▼▼▼

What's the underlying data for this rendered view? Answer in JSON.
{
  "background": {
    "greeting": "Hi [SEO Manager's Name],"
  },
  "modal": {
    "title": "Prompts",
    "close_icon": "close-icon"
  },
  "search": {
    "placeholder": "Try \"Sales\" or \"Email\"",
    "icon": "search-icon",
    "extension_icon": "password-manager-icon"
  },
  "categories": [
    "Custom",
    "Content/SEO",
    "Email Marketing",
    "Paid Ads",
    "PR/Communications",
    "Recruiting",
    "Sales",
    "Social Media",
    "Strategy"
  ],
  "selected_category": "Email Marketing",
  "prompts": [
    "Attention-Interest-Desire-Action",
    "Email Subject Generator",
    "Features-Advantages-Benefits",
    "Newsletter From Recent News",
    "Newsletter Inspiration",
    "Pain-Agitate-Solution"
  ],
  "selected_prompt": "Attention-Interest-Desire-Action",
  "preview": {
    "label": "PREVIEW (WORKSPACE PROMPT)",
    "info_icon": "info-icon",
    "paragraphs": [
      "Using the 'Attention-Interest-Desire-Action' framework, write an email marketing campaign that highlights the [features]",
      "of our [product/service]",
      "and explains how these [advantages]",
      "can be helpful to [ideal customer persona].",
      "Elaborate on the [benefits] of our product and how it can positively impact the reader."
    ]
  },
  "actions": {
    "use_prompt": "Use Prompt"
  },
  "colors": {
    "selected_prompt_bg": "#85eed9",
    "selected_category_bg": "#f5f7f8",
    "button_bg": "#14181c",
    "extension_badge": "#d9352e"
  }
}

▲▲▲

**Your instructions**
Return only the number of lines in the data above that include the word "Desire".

**Response to this exercise**
3